An anti-wind farm campaign against turbines in Bronte country has been boosted by a landmark High Court ruling in favour of preserving a unique landscape.
A High Court judge has ruled villagers’ rights to enjoy their surrounding landscape were more important than the Government’s renewable energy targets.
Mrs Justice Lang said building four 350ft turbines would harm the character and appearance of a beauty spot on the edge of the Norfolk Broads – a ruling which experts say would bolster other villagers fighting wind farm projects.
The decision has been welcomed by the Thornton Moor Wind Farm Action Group, which is locked in a battle with developers Banks Renewables over plans for up to four turbines – enough to power 4,400 homes.
The group has had backing from The Bronte Society, which claims turbines may spoil the “unique countryside” which is believed to have inspired the Bronte sisters’ world-famous novels.

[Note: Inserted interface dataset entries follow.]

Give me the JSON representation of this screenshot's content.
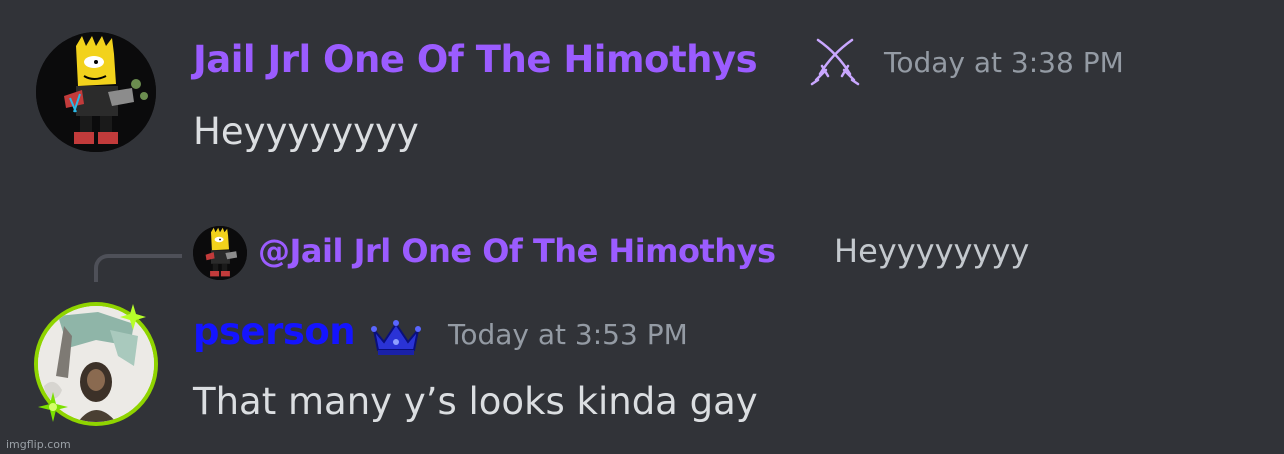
{
  "colors": {
    "background": "#313338",
    "author1_name": "#9b5cff",
    "author2_name": "#1414ff",
    "timestamp": "#949ba4",
    "message_text": "#dbdee1",
    "avatar_ring": "#8fd400"
  },
  "messages": [
    {
      "author": "Jail Jrl One Of The Himothys",
      "badge_icon": "crossed-swords-icon",
      "timestamp": "Today at 3:38 PM",
      "content": "Heyyyyyyyy"
    },
    {
      "reply_to": {
        "mention": "@Jail Jrl One Of The Himothys",
        "snippet": "Heyyyyyyyy"
      },
      "author": "pserson",
      "badge_icon": "crown-icon",
      "timestamp": "Today at 3:53 PM",
      "content": "That many y’s looks kinda gay"
    }
  ],
  "watermark": "imgflip.com"
}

Anthea Orchard, action group chairman, said: “This ruling has filled us with hope in Denholme, as for one, we share similar concerns with the Norfolk campaign and secondly, this is the first time we have ever seen the views of local people put first ahead of the Government’s green agenda.”

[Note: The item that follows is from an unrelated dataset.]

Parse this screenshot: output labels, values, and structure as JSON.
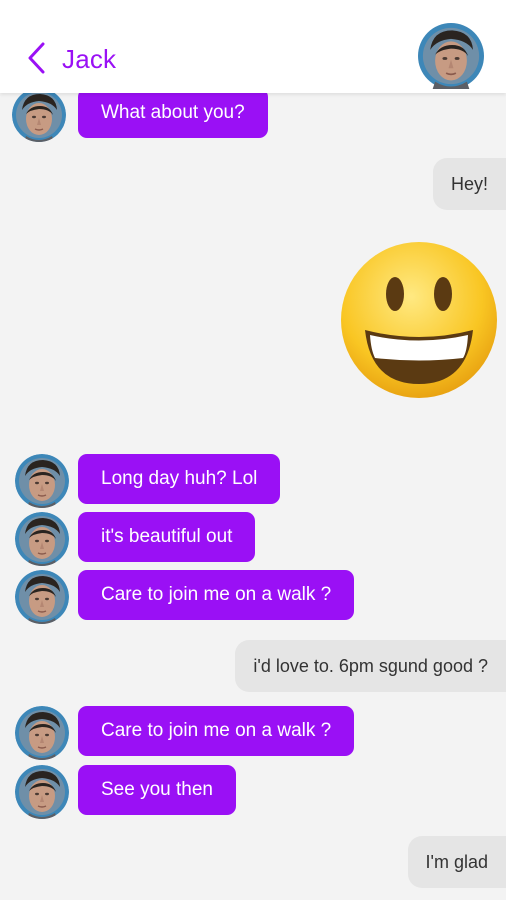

In what has been seen as a landmark ruling in the High Court, the judge said lower carbon emissions did not take “primacy” over the concerns of the people of Hemsby, a village on the edge of the Norfolk Broads.

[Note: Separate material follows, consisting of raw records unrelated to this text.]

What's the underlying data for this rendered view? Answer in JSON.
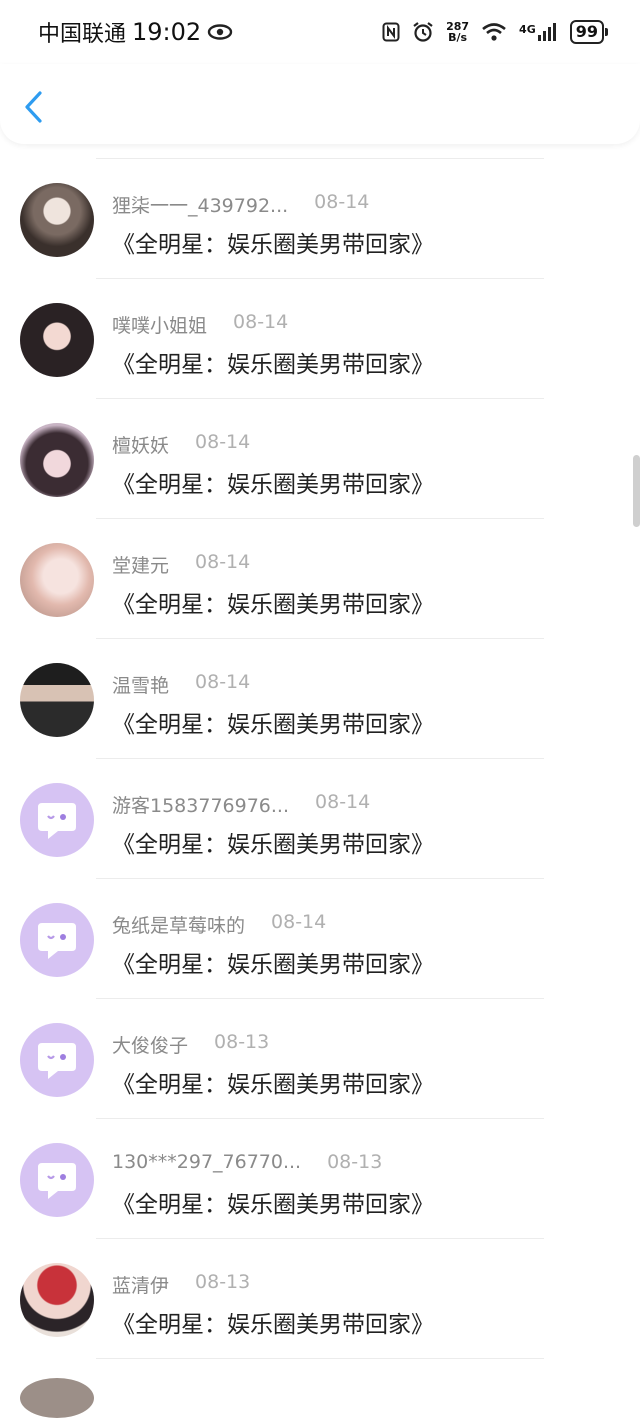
{
  "status": {
    "carrier": "中国联通",
    "time": "19:02",
    "speed_top": "287",
    "speed_bottom": "B/s",
    "network": "4G",
    "battery": "99"
  },
  "colors": {
    "accent": "#2e9cf0",
    "placeholder_avatar": "#d6c3f3"
  },
  "comments": [
    {
      "name": "狸柒一一_439792...",
      "date": "08-14",
      "text": "《全明星：娱乐圈美男带回家》",
      "avatar": "photo"
    },
    {
      "name": "噗噗小姐姐",
      "date": "08-14",
      "text": "《全明星：娱乐圈美男带回家》",
      "avatar": "photo"
    },
    {
      "name": "檀妖妖",
      "date": "08-14",
      "text": "《全明星：娱乐圈美男带回家》",
      "avatar": "photo"
    },
    {
      "name": "堂建元",
      "date": "08-14",
      "text": "《全明星：娱乐圈美男带回家》",
      "avatar": "photo"
    },
    {
      "name": "温雪艳",
      "date": "08-14",
      "text": "《全明星：娱乐圈美男带回家》",
      "avatar": "photo"
    },
    {
      "name": "游客1583776976...",
      "date": "08-14",
      "text": "《全明星：娱乐圈美男带回家》",
      "avatar": "chat-bubble-icon"
    },
    {
      "name": "兔纸是草莓味的",
      "date": "08-14",
      "text": "《全明星：娱乐圈美男带回家》",
      "avatar": "chat-bubble-icon"
    },
    {
      "name": "大俊俊子",
      "date": "08-13",
      "text": "《全明星：娱乐圈美男带回家》",
      "avatar": "chat-bubble-icon"
    },
    {
      "name": "130***297_76770...",
      "date": "08-13",
      "text": "《全明星：娱乐圈美男带回家》",
      "avatar": "chat-bubble-icon"
    },
    {
      "name": "蓝清伊",
      "date": "08-13",
      "text": "《全明星：娱乐圈美男带回家》",
      "avatar": "photo"
    }
  ]
}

Mrs Orchard, of Denholme Gate, said the action group hoped Bradford Council would take the decision into account when deciding Banks Renewables’ planning application for Thornton Moor, expected later this year.